After rising, transfer pan to 400 degree F oven and bake for 1 hour. Then turn down the oven to 350 degrees F and bake for 15 more minutes. This bread will not slice until its cool, but if you can’t resist the warm, steamy bread, feel free to tear off pieces.
Go make your own. I promise, its so easy! Because once you try it, you can have an excuse to eat this 6 times a day:
I have the house to myself for two days. And what else does one do when home alone, but cook massive amounts of food? Come on folks, I can’t be the only one who cooks outrageously and then has to figure out how to save the leftovers until the rest of my housemates return…right? Anybody?
Well then, I couldn’t help myself. I’d put together the christmas tree (yes we are on the fake tree bandwagon), finished all my christmas shopping, worked out, cleaned the kitchen…it was just begging to be dirtied up again. I had a few different bread recipes tucked away to try; and, with our region encased in heavy rains for 48 hours straight, I was craving soup.
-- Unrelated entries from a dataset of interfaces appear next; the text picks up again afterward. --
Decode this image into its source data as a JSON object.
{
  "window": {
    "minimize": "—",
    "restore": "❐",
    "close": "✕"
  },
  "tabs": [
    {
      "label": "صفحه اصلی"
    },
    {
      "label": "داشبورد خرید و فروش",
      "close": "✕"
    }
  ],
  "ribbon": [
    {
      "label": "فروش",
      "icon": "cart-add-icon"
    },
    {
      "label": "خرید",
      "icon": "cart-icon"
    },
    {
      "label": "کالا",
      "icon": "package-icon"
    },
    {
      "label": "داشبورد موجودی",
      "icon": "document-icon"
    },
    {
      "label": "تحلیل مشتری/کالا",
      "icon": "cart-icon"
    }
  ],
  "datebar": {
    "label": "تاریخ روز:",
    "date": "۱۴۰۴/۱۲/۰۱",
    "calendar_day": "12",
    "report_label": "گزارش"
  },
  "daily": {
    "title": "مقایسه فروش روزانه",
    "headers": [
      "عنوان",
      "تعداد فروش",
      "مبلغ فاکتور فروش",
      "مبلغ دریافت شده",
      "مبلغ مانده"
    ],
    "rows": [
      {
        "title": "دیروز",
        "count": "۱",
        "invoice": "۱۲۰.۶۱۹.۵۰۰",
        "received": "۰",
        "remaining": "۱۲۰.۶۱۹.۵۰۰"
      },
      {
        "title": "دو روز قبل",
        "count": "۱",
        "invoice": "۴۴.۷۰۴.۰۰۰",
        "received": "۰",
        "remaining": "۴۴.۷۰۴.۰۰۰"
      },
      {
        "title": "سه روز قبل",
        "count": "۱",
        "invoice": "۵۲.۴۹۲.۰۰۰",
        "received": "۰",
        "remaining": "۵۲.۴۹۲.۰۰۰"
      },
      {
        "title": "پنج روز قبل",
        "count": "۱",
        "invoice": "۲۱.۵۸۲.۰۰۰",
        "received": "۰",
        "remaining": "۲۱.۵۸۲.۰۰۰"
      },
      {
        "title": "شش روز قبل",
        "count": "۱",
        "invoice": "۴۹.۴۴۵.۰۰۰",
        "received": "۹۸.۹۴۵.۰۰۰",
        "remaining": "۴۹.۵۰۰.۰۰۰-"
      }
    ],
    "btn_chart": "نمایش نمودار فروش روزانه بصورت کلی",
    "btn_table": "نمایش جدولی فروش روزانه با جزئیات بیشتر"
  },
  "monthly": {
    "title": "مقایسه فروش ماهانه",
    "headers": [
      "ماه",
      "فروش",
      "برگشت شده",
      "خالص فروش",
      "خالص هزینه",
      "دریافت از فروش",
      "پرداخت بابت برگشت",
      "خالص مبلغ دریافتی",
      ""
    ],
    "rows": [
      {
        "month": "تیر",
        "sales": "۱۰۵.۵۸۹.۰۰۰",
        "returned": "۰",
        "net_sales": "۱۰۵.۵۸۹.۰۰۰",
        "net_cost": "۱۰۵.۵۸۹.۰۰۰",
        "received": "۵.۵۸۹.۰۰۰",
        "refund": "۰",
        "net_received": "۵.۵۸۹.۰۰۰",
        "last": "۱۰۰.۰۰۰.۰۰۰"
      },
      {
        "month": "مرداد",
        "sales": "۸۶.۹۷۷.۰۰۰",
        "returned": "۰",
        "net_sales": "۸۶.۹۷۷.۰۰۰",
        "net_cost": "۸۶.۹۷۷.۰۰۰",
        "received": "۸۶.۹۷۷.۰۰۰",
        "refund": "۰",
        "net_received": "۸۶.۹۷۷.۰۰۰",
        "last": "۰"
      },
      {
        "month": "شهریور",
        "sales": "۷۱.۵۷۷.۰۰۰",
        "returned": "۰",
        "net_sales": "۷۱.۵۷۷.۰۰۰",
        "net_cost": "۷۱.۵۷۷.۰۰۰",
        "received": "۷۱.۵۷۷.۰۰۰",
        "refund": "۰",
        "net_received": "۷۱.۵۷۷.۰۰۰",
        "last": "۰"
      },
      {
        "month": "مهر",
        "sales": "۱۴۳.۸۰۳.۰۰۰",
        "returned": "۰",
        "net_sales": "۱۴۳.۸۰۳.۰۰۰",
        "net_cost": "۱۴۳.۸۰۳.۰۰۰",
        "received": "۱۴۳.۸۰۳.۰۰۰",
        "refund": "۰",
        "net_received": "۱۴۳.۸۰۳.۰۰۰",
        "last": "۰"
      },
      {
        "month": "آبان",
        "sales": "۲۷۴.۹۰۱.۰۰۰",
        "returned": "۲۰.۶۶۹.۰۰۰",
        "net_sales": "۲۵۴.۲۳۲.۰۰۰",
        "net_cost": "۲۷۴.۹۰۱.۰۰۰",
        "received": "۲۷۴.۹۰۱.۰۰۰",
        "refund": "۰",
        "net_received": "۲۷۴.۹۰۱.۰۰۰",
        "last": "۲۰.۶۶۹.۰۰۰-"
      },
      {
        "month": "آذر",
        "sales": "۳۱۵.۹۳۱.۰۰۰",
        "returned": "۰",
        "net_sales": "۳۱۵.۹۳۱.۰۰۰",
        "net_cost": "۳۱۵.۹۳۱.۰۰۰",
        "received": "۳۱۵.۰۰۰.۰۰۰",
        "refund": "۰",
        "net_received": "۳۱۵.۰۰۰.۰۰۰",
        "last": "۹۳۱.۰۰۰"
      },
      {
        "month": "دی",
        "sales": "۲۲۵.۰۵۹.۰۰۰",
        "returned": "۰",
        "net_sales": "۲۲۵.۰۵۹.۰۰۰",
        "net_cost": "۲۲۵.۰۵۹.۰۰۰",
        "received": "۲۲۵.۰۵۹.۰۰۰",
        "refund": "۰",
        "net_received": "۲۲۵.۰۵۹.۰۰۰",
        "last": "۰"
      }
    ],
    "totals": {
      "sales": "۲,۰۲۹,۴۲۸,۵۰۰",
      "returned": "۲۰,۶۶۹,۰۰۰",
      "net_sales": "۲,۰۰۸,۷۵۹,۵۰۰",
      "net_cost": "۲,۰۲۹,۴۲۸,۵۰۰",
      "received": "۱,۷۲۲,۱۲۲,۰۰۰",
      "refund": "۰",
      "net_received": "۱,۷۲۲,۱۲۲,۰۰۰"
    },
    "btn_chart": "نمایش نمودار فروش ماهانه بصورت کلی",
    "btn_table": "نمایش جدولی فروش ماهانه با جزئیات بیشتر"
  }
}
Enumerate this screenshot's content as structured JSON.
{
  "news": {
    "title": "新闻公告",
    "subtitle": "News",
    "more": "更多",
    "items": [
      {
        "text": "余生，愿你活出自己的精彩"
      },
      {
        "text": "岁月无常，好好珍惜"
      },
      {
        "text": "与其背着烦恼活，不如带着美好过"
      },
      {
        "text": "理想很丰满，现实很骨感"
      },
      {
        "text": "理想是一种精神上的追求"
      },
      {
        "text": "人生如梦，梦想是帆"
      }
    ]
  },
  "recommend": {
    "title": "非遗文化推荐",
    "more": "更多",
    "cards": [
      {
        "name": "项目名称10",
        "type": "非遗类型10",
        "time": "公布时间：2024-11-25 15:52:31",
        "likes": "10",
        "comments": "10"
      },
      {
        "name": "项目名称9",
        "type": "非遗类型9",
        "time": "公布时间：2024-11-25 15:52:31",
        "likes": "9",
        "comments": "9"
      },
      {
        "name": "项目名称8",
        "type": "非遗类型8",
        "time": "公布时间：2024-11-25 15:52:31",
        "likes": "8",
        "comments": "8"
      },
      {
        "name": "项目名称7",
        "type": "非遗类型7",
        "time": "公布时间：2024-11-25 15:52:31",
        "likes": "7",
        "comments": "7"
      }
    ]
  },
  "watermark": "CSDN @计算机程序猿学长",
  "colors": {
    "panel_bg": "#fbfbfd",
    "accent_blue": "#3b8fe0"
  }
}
Pull out the stockpot and the yeast, here we go!
Quinoa-Sesame Sandwich Bread, Rosemary-Olive Oil Loaf, Italian Peasant Soup, & Whole Grain Quinoa Loaf
I’ve been looking for easy, reliable bread recipes. While I like the taste of some commercial brands, I can’t actually reason spending $5+ on a tealoaf. I’m hoping to find something consistent enough to become my own go-to for bread. After the great success with their Popovers and Easy Dinner Rolls, I went ahead and tried Living Without Magazine’s Quinoa Sesame “Wonder” Bread. I would highly recommend picking up a copy of this magazine (no, I am not under any incentive to say that) if you can find it in stores. The consistency of their recipe success has been better than any other Gluten Free cookbook or blog I’ve encountered thus far.
Additionally, because I was intrigued by the ability to bake without the loaf pan, I made a batch of Gluten Free Girl’s “Crusty Bread Even Those Who Eat Gluten Might Like” from Shauna’s Gluten Free Girl and The Chef cookbook, splitting the dough and making one plain, while adding olive oil, rosemary, sea salt and parsley to the other.
I was impressed with both recipes. The Quinoa loaf is especially delicious, but I may keep the sesame seeds and continue looking for a good bread recipe that uses more easily attainable flours.
During the rising and baking time, I decided to throw together Italian Peasant Soup, a surprisingly quick recipe that makes a ton of soup. Be prepared to serve a lot of people or to go ahead and freeze a few servings.
Italian Peasant Soup
- 1 Tbsp olive oil
- 1 lb italian sausage, chopped
- 1 lb chicken breasts, chopped
- 2 medium onions, chopped
- 6 cloves garlic, minced
- 2 cans diced tomatoes (14 oz cans)
- 2 cans cannellini beans (14 oz cans), drained and rinsed
- 2 boxes chicken broth (24 oz boxes – 48 oz/6 cups total)
- 1 Tbsp basil
- 1 Tbsp oregano
- 1 bag of spinach (about 4 cups), torn into bite-sized pieces
- Salt & Pepper to taste
In large stock pot over medium heat, cook sausage in olive oil until browned and cooked through. Remove sausage to reserve bowl with slotted spoon. Add onions and garlic to pot and cook until translucent and fragrant. Add chicken, cook through, stirring often. Add tomatoes with their juice (undrained) and rinsed beans to pot, followed by chicken broth and spices. Bring to a boil, then turn down to simmer. Simmer for 10 minutes, stirring occasionally. Return sausage to pot, continue cooking 15-20 minutes more, until sausage and soup is hot. Add spinach and heat until wilted. Serve garnished with parmesan cheese.
Dinner is served!
You add 1 too many egg whites and give bread dough too long of a rise time:
MONSTER BREAD! ATTACK!